If you’ve done your job, and written a good outline, writing the screenplay should actually be very easy. All you have to do is flesh out the action and add the dialog.

Don’t ever make the mistake of thinking “I’ll fix it in the screenplay.” You won’t! You’ll find you’ve wasted a lot of time, and then you’ll go back to the outline.

I also find that when I take the extra time to write a tight, well-structured outline that much of the important dialog has already bubbled to the surface and I either include it in the outline or jot it down for future inclusion in the script.

Here’s a tip I’ll bet many writers may not have realized:

Never try to completely finish your outline.

In fact, you can’t totally finish your outline unless you intentionally don’t want the best screenplay. That’s because once you start to turn your outline into a screenplay you are bringing it to reality. The outline is just the underlying concepts. The screenplay is where those concepts become real in the writer’s creative imagination. You’ll find your characters starting to think and talk and change and grow on a level they did not do during the outline.

I find that writing the outline is a more analytical process, while writing the screenplay is more emotional and visceral. This is because when you write the screenplay you are literally giving life to the story and characters. If you write like I do you are granting life to your characters. You are placing them into a living, breathing world where they don’t just “rob the bank”, their hearts are pounding as they break in, see potential threats, shove guns into ribs, and all the cause-and-effect elements of life unfold around them.

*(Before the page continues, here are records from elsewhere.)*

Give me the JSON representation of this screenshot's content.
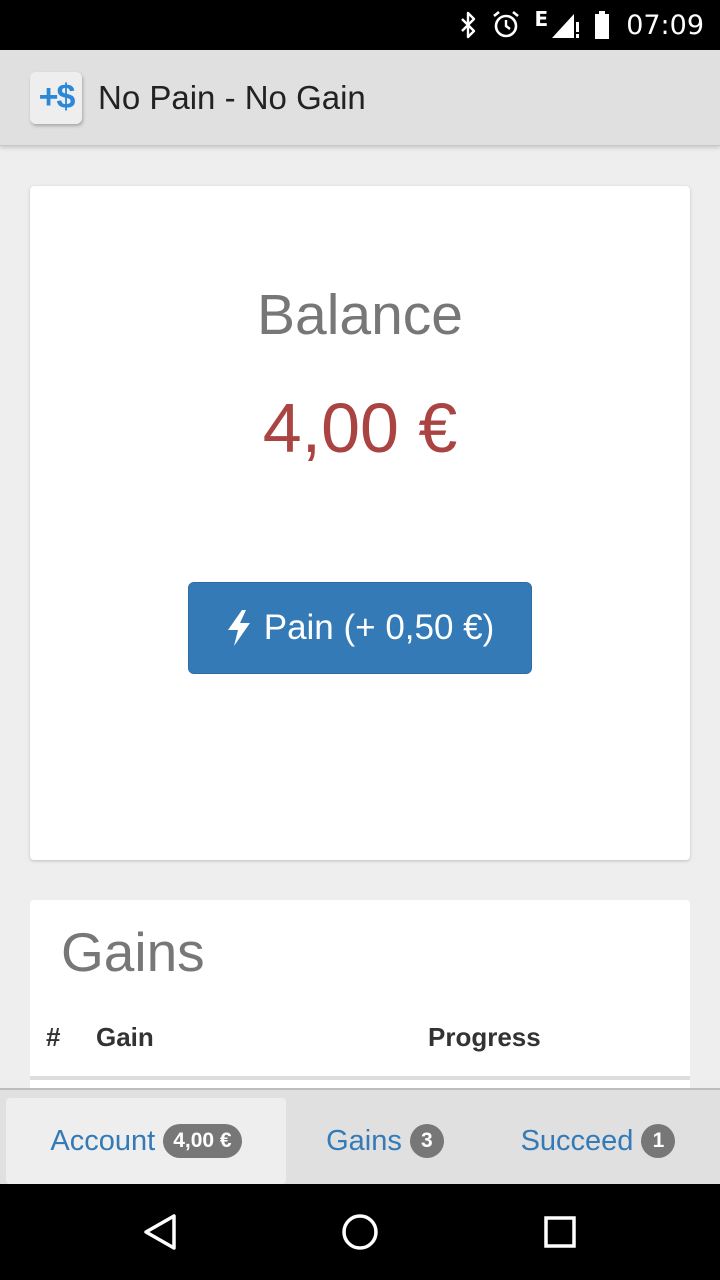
{
  "status_bar": {
    "network_label": "E",
    "time": "07:09",
    "icons": [
      "bluetooth-icon",
      "alarm-icon",
      "signal-icon",
      "battery-icon"
    ]
  },
  "app_bar": {
    "logo_text": "+$",
    "title": "No Pain - No Gain"
  },
  "balance_card": {
    "label": "Balance",
    "value": "4,00 €",
    "value_color": "#a94442",
    "pain_button": {
      "icon": "bolt-icon",
      "label": "Pain (+ 0,50 €)",
      "color": "#337ab7"
    }
  },
  "gains_card": {
    "title": "Gains",
    "columns": [
      "#",
      "Gain",
      "Progress"
    ]
  },
  "tabs": [
    {
      "label": "Account",
      "badge": "4,00 €",
      "active": true
    },
    {
      "label": "Gains",
      "badge": "3",
      "active": false
    },
    {
      "label": "Succeed",
      "badge": "1",
      "active": false
    }
  ],
  "nav_bar": {
    "buttons": [
      "back-icon",
      "home-icon",
      "recents-icon"
    ]
  },
  "colors": {
    "accent": "#337ab7",
    "badge": "#777777",
    "balance": "#a94442"
  }
}
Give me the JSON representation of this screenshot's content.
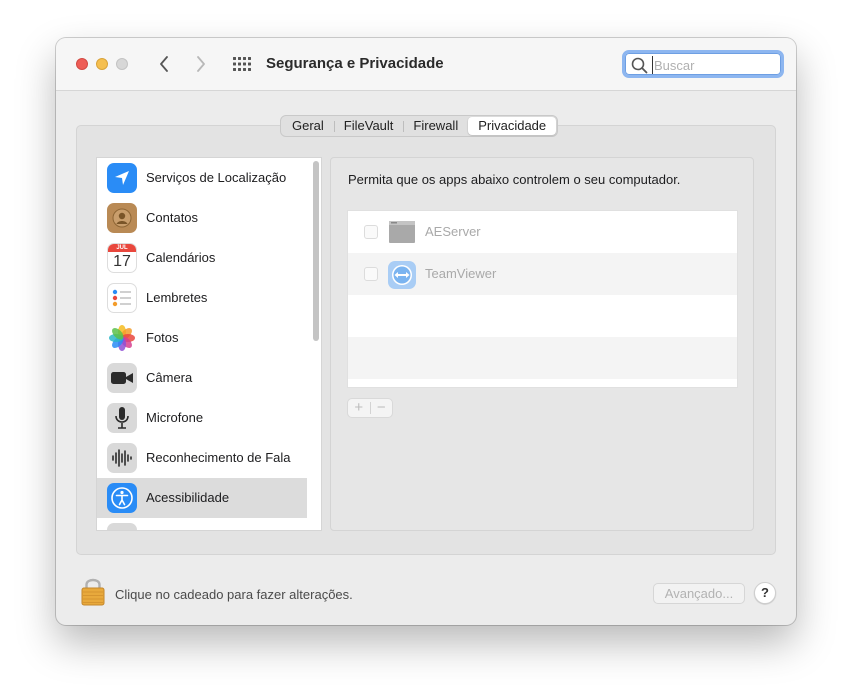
{
  "window": {
    "title": "Segurança e Privacidade"
  },
  "search": {
    "placeholder": "Buscar",
    "value": ""
  },
  "tabs": [
    {
      "label": "Geral",
      "active": false
    },
    {
      "label": "FileVault",
      "active": false
    },
    {
      "label": "Firewall",
      "active": false
    },
    {
      "label": "Privacidade",
      "active": true
    }
  ],
  "sidebar": {
    "items": [
      {
        "label": "Serviços de Localização",
        "icon": "location-arrow-icon"
      },
      {
        "label": "Contatos",
        "icon": "contacts-icon"
      },
      {
        "label": "Calendários",
        "icon": "calendar-icon",
        "month": "JUL",
        "day": "17"
      },
      {
        "label": "Lembretes",
        "icon": "reminders-icon"
      },
      {
        "label": "Fotos",
        "icon": "photos-icon"
      },
      {
        "label": "Câmera",
        "icon": "camera-icon"
      },
      {
        "label": "Microfone",
        "icon": "microphone-icon"
      },
      {
        "label": "Reconhecimento de Fala",
        "icon": "speech-waveform-icon"
      },
      {
        "label": "Acessibilidade",
        "icon": "accessibility-icon",
        "selected": true
      }
    ]
  },
  "detail": {
    "description": "Permita que os apps abaixo controlem o seu computador.",
    "apps": [
      {
        "name": "AEServer",
        "checked": false,
        "icon": "aeserver-icon"
      },
      {
        "name": "TeamViewer",
        "checked": false,
        "icon": "teamviewer-icon"
      }
    ],
    "add_label": "+",
    "remove_label": "−"
  },
  "footer": {
    "lock_text": "Clique no cadeado para fazer alterações.",
    "advanced_label": "Avançado...",
    "help_label": "?"
  },
  "colors": {
    "close": "#ee5d56",
    "minimize": "#f5bf4f",
    "accent_focus": "#8db6f0",
    "selected_row": "#dcdcdc"
  }
}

If you try to include all of these things in your outline you will get bogged down in the details, many of which will have to be tossed out should you realize the scene doesn’t work.

Outlines are first written in broad strokes, then finer sequences, scenes and beats.

I start writing my outline in plot beats that are as simple as possible. I may be able to see the details in my mind, but I don’t write them yet.

©DreamWorks Animation

  1. Po dreams he’s a great Kung Fu warrior.
  2. Po wakes to reveal he’s an obese panda who sells noodles.
  3. Po learns that a new Dragon Warrior is to be chosen.
  4. Po is ordered to sell noodles at the event.
  5. Po, through a series of klutzy screw-ups, is chosen as the new Dragon Warrior.

These are some of the simple opening beats of Kung Fu Panda. This is how I would initially lay them out if I was writing the outline. This simplicity allows me to get a broader view of the plot. If you write down the details at the start you can’t see the trees for the forest and will likely find yourself in a tangled mess of brambles.

Once you get the broad strokes down, and are happy with them, then you can flesh out the details.

It’s quite possible that some reworking of the outline will have to take place after you begin the screenplay, but I have found that if I’ve done a good job on the outline this either won’t happen, or if it does it will be minimal.

Of course, writing a good outline isn’t easy. In fact, it’s the most difficult part of screenwriting. You need to know all about how to build thematic, character and plot arcs that tie together seamlessly. It takes a lot of study and a great deal of practice. But once you get the hang of it, writing an outline is a great challenge and great fun.

I find it more fun than writing the screenplay. Well, except for those last two words...


©Jeffrey Scott, All Rights Reserved